Republicans prefer 2024 nominee who shares their views: poll


A majority of Republicans are more interested in choosing a 2024 presidential candidate who is sympathetic to their views than someone who has a strong chance of defeating President Biden, according to a poll released Tuesday.

The CNN/SSRS poll of Republicans and GOP-leaning independents shows that 59% think it is more important for the party to nominate a candidate who shares its position on key issues, while 41% think the party should choose a candidate who can beat Biden.

This contrasts with the thinking of Democrats in March 2020, when 65% said in the same poll that it was more important that the party nominate someone who could defeat then-President Donald Trump, while only 29% said so. Said it is more important to exclude the share of the Democratic candidate. Same positions on the issues. 65% got their wish, as Biden, 80, won the nomination and defeated Trump, now 76, in the general election.

Former President Donald Trump, shown campaigning in Pennsylvania during the 2016 election, has a 40% to 36% lead over Florida Governor Ron DeSantis for the 2024 Republican presidential nomination.
Getty Images

A large majority of Republicans — 87% — believe it is “essential” that a candidate demonstrate the mental acuity and physical strength needed to serve as president, while 58% believe the party’s standard-bearer should have Social Security.
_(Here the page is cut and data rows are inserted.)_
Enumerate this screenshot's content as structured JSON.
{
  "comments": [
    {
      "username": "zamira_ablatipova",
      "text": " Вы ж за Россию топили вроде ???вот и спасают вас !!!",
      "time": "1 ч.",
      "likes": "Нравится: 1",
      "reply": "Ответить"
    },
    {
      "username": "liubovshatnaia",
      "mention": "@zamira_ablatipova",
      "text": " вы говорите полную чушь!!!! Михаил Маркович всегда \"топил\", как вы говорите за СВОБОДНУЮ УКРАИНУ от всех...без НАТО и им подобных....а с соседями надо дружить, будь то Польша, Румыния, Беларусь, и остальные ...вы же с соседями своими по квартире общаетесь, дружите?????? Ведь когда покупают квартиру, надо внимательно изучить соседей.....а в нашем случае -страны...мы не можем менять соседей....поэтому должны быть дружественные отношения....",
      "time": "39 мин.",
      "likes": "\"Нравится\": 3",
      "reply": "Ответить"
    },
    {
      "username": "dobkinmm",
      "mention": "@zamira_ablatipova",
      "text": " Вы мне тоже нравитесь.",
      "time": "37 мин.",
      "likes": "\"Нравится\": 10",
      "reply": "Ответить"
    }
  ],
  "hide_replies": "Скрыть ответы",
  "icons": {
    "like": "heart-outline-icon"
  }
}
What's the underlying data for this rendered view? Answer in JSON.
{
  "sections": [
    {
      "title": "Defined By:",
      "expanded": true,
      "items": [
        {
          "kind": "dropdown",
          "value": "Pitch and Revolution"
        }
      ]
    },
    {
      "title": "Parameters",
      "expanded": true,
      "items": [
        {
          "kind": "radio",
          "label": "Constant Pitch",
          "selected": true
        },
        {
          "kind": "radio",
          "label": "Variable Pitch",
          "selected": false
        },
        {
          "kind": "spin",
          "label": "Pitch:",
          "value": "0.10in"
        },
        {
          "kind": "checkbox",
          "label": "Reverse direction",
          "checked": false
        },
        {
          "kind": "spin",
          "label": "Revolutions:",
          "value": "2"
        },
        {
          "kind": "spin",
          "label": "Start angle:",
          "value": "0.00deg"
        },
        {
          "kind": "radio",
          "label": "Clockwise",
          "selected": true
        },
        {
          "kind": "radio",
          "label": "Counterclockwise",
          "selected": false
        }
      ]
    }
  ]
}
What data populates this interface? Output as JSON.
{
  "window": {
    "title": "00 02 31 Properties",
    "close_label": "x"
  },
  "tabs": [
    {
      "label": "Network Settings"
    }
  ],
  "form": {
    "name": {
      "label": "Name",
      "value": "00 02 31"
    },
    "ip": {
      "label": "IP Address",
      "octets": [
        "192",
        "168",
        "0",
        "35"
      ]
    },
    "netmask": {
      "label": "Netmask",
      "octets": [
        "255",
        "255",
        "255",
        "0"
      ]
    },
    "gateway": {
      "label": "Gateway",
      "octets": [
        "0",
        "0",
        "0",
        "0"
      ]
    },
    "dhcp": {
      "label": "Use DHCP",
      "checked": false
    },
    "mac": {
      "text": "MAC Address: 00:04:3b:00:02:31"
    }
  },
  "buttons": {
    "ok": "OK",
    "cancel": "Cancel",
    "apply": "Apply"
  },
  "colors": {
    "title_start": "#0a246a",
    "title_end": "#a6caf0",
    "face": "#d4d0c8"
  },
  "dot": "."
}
And must promise to preserve Medicare.

Smaller numbers believe it is “essential” that the nominee represents the future of the party (57%), support government action to oppose “woke” values ​​(54%), than the party (54%). Gains outside support, and reinstates the Trump administration. policies (43%).

Another 44% say it is “important, but not essential” that the candidate believes the U.S. should not get involved in a war between Russia and Ukraine, while 36% nominate this position as “necessary.” They see

The poll shows Trump slightly leading Florida Gov. Ron DeSantis (40% to 36%) among national Republicans, while no other potential GOP contender is in double digits.

Gov. Ron DeSantis greets supporters in Florida on March 8.
Governor Ron DeSantis greets supporters in Florida on March 8.

Former U.S. Ambassador to the United Nations Nikki Haley and former Vice President Mike Pence come in at 6%, while Sen. Tim Scott (R-SC) and New Hampshire Gov. Chris Sunu get 2%.

They are followed at 1% by former Arkansas Gov. Asa Hutchinson, former Secretary of State Mike Pompeo and Virginia Gov. Glenn Youngkin.

While Trump tops DeSantis in the polls, the governor holds an edge when voters’ other choices are taken into account, with 65% saying DeSantis would be their top two choices to be the GOP standard-bearer in 2024. is one of — while 59% say Trump is one of their top two.

Again, the would-be GOP candidates are far behind, with only 22% saying Pence is one of their top two choices and 15% saying Haley.

A survey of Republicans and Republican-leaning independents shows they prefer a 2024 nominee who shares their views over someone qualified to defeat President Biden.
A survey of Republicans and Republican-leaning independents shows they prefer a 2024 nominee who shares their views over someone who has the ability to defeat President Biden.

Additionally, 28% of respondents say they would be “angry” or “dissatisfied” if Trump were the 2024 GOP nominee, compared with 49% for Pence, 26% for Pompeo, and 24% for Haley. have to say and only 12% say the same about DeSantis.

Overall, 58% of respondents say Trump has had a positive impact on the Republican Party, down nine percentage points from the same poll two years ago.

The survey also shows that 70% believe all Republican candidates should pledge to support the nominee no matter who it is — a position Trump said he would not back down from.

Republicans and Republican-leaners also shared a bleak outlook for the future, with 70% saying America’s best days are in the past and only 30% saying they are ahead.

This is a significant difference from September 2019, when Trump was in the White House and 77% were optimistic about the future.

More than three-quarters of respondents (78%) also believe that society’s values ​​on gender identity and sexual orientation are changing for the worse, while 9% say they are getting better.

The percentage of Republicans and GOP leaners who think American culture is enriched by having a population of different races and ethnic groups has fallen from 71% in September 2019 to 61%, compared to 38% and 20%. compared to, see diverse populations as threats. Three and a half years ago.

The CNN/SSRS poll surveyed 1,045 Republicans or Republican-leaning independents between March 8 and 12.

It has a margin of error of plus or minus 3.8 percentage points.

Read original article here

Leave A Reply